Last week, Andy Parker’s daughter Alison Parker was shot and killed during a morning broadcast seen live by thousands of Roanoke, Virginia TV viewers, and witnessed by untold millions who clicked on social media and websites that portrayed the shooting.

His daughter’s brutal, televised death was a conversion moment for Andy Parker, who has vowed to spend the rest of his life trying to end gun violence. He thinks he can do it: He doesn’t expect it to be hard.

And yet it will be far more difficult than he imagines, because most Americans do not share the grief-stricken passion of Andy Parker for regulating and controlling America’s guns.

Parker’s an outlier, because over the last 20 years, after mass shootings in movie theaters and middle schools, in Sandy Hook and Charleston, Americans have become less supportive of gun regulation. When asked which is more important, controlling gun ownership or gun rights, a majority responded “gun rights” in a 2014 Pew Research Center survey.

The Brady Campaign to Prevent Gun Violence, a coalition of groups that lobbies Congress, has been blocked for a decade on its initiative to require background checks on handgun sales at gun shows or in private homes.

In Michigan, the Legislature has been eager to advance the National Rifle Association’s check list. Last year, when state rep. Jim Townsend, D-Royal Oak, proposed legislation to require universal background checks for all gun show purchases or private sales, he was shouted down. All it took, was “a quick voice vote,” reported MLive, and the assurance of the executive director of the Michigan Coalition for Responsible Gun Owners that Michigan already has “nearly” universal background checks.

Michigan lawmakers are leaving a few legal venues available for deranged gun-buyers, not by chance but as a deliberate policy choice.

Also in 2014, House bills 5688 and 5689 to create a gun violence restraining order died in the House Judiciary Committee, never surfacing for a cheerful shout-down. The so-called “GVRO” would enable family members or police to petition a judge for permission to remove firearms from a person deemed at risk, because of a mental health crisis.

But Michigan’s legislators are cheerfully creative in their ability to make guns more accessible and palatable to the population. Last year, they passed a package of laws that banned county gun boards, essentially making Michigan a “shall issue” handgun state, a change the NRA had sought for years.

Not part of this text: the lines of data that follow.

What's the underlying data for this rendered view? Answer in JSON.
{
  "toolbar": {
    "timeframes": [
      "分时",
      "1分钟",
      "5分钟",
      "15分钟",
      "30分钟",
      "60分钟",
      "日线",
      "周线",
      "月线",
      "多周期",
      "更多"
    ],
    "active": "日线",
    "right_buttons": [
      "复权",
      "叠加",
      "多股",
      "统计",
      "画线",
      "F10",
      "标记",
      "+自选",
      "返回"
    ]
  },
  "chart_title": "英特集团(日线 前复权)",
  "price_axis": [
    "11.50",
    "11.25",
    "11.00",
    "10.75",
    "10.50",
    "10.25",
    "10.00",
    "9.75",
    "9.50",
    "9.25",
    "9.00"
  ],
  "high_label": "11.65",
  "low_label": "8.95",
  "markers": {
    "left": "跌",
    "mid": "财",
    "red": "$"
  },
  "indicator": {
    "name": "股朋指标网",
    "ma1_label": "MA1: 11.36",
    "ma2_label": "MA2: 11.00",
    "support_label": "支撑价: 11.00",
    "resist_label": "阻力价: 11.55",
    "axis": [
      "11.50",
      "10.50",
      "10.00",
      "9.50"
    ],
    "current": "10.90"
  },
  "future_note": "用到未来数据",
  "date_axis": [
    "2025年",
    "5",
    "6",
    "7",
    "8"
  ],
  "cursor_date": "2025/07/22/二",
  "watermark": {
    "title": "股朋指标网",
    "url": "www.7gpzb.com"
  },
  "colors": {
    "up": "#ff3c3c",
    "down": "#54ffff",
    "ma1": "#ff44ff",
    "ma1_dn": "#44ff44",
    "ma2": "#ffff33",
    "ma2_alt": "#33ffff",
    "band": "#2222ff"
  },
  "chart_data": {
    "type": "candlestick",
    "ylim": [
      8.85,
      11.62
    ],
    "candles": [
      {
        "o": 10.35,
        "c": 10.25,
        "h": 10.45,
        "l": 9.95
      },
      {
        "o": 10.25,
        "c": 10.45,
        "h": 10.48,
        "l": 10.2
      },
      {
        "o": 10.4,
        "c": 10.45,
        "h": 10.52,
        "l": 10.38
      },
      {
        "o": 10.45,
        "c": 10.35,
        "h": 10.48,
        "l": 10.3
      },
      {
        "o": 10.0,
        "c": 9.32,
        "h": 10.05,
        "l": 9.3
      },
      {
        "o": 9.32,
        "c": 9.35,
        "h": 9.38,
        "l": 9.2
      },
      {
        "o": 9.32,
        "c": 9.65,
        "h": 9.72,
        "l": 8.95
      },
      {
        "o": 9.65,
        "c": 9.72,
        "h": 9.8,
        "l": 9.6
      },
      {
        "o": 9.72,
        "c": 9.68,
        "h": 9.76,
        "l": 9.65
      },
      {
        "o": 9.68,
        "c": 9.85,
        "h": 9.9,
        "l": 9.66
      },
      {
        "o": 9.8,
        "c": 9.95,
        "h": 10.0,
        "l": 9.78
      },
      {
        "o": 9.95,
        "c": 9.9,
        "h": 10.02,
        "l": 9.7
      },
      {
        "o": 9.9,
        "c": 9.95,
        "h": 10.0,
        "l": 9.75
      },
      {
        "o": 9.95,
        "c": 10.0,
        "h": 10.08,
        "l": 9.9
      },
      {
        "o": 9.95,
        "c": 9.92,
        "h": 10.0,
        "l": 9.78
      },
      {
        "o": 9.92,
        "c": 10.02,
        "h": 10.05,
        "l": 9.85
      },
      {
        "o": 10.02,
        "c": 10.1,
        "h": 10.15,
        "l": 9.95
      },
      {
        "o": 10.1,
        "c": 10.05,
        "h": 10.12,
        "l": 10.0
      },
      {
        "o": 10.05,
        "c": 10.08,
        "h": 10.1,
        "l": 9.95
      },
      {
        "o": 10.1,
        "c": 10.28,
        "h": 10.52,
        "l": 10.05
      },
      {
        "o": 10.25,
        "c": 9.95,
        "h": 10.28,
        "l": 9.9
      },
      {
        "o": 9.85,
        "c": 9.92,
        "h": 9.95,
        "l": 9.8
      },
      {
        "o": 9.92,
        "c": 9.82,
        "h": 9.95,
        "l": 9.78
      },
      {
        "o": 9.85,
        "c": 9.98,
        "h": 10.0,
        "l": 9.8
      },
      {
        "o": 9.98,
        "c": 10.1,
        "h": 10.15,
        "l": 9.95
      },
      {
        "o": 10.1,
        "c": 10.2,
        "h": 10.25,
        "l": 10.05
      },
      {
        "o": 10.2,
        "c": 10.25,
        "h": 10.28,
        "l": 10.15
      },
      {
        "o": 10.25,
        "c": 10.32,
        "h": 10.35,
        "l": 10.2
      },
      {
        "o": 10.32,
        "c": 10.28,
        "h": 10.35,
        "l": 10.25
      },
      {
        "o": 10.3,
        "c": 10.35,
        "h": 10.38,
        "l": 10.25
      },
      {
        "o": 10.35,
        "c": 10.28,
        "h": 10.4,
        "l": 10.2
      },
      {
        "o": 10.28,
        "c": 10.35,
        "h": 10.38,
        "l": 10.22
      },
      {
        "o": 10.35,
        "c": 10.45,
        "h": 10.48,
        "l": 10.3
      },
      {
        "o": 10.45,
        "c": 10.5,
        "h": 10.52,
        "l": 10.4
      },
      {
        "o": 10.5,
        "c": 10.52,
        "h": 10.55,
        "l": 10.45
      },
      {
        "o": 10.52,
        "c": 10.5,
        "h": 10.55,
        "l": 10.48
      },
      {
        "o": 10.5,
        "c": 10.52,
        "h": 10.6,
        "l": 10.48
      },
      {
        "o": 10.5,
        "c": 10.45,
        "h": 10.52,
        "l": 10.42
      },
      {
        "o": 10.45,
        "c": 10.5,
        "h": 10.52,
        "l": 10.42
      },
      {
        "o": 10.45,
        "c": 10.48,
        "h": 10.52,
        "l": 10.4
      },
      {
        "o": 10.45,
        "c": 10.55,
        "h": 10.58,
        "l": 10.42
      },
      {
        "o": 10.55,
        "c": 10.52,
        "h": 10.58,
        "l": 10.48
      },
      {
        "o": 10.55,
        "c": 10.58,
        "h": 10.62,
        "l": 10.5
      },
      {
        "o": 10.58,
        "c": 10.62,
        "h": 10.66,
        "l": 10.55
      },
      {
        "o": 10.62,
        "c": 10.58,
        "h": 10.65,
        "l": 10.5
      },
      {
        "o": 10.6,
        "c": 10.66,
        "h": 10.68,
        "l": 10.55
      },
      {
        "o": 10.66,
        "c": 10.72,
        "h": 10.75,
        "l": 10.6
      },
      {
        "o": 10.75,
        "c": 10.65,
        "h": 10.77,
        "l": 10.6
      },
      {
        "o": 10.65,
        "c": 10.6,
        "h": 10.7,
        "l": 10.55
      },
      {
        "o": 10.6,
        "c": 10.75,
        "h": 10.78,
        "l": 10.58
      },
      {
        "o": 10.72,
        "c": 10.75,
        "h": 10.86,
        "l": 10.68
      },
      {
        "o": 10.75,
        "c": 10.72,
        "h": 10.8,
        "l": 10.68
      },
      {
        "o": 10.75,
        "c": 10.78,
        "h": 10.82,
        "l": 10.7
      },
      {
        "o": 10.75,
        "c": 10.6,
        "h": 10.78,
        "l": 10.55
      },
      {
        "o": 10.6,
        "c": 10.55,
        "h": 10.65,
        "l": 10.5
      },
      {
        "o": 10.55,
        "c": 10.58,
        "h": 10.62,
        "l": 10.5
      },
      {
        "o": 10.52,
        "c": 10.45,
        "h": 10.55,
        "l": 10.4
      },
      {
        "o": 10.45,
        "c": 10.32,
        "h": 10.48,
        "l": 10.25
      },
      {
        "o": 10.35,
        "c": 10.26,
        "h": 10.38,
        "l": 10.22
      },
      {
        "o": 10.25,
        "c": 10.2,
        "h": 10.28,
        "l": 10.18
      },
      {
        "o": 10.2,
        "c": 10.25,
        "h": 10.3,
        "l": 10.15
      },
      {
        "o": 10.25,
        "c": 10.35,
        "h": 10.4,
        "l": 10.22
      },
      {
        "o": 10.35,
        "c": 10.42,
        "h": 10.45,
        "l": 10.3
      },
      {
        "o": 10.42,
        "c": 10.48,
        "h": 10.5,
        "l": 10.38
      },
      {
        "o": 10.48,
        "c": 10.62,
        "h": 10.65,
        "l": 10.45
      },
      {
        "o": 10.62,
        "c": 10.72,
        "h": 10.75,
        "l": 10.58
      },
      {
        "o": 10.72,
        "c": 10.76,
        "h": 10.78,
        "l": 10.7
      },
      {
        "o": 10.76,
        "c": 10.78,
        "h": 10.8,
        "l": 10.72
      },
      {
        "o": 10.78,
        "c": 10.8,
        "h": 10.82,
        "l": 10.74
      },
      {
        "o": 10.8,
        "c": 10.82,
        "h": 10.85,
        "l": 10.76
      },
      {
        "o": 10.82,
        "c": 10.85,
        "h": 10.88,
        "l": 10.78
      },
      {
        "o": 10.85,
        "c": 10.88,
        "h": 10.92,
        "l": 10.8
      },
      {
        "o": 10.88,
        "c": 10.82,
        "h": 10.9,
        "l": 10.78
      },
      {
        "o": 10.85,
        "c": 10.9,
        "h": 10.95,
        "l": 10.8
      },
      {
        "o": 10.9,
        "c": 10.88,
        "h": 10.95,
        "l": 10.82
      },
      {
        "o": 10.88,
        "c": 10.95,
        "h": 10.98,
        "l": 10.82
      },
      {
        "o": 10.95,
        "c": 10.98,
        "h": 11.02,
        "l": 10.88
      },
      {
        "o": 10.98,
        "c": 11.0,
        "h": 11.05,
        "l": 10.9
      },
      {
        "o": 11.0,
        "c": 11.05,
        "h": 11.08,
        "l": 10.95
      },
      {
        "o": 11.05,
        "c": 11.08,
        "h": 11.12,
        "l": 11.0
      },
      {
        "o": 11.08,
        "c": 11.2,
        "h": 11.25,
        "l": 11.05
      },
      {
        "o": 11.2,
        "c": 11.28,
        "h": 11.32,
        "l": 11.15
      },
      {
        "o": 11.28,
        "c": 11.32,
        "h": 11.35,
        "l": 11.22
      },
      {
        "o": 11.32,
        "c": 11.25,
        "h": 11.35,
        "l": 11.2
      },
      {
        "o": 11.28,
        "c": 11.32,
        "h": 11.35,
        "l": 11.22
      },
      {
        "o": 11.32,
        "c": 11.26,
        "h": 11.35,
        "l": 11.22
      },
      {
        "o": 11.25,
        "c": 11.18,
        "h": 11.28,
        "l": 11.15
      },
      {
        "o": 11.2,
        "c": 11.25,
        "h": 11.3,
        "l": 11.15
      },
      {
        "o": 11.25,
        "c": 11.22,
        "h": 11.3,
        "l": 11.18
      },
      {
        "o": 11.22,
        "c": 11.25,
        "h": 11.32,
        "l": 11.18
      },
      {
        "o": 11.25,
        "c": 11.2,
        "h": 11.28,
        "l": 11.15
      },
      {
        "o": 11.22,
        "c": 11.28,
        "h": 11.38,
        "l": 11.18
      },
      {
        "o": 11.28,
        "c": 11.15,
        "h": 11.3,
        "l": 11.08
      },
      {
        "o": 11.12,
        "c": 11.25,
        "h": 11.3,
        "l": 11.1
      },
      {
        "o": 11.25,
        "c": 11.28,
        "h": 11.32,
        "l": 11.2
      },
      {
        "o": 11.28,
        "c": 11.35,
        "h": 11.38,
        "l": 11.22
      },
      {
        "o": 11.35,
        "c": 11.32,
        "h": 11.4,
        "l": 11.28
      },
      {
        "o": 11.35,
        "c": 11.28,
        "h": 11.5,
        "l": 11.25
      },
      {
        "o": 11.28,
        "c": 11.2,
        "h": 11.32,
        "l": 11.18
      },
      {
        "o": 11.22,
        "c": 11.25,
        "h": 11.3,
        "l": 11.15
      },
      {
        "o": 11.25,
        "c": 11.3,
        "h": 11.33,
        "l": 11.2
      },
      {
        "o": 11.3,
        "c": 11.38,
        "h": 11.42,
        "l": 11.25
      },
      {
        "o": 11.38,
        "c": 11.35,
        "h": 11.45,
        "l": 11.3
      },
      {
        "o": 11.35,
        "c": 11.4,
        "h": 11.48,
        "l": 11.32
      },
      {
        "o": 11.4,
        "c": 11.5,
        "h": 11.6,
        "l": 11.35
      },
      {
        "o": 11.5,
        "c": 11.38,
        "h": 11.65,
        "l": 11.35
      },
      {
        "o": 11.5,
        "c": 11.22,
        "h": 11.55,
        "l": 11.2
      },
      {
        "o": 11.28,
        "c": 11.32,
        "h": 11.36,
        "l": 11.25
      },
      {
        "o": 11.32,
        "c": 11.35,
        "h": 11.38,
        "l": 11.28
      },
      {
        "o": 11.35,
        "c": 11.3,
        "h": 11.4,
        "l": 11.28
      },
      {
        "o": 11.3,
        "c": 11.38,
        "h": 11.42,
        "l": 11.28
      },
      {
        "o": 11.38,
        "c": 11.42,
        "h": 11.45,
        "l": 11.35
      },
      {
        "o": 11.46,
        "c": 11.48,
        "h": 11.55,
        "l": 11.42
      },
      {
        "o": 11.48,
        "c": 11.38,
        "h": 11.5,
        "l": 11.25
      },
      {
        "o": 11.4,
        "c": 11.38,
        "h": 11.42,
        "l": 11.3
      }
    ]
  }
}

In the U.S., we don’t keep close tabs on gun manufacturers or on gun data. We keep far better track of our automobiles than our Glocks and AR-15s, as Nicholas Kristof observed in the New York Times after the shootings last week. “In the case of firearms, the gun lobby (enabled by craven politicians) has for years tried to block even research on how to reduce gun deaths,” he wrote. “ If someone steals an iPhone, it requires a PIN; guns don’t.”

Yes, we worship our cars, but we also willingly submit them to safety regulations, branding by identification number, and oversight by federal agencies.

I admire the passion of Alison Parker’s heartbroken parents, who are using their raw grief to inspire change, but recognize that gun rights advocates are historically more committed and determined than people who share the Parkers’ views. “We have to ask ourselves: What do we need to do to stop this insanity?” Andy Parker asked, in a Washington Post piece Sunday. He is about to learn that he has his life’s work ahead of him.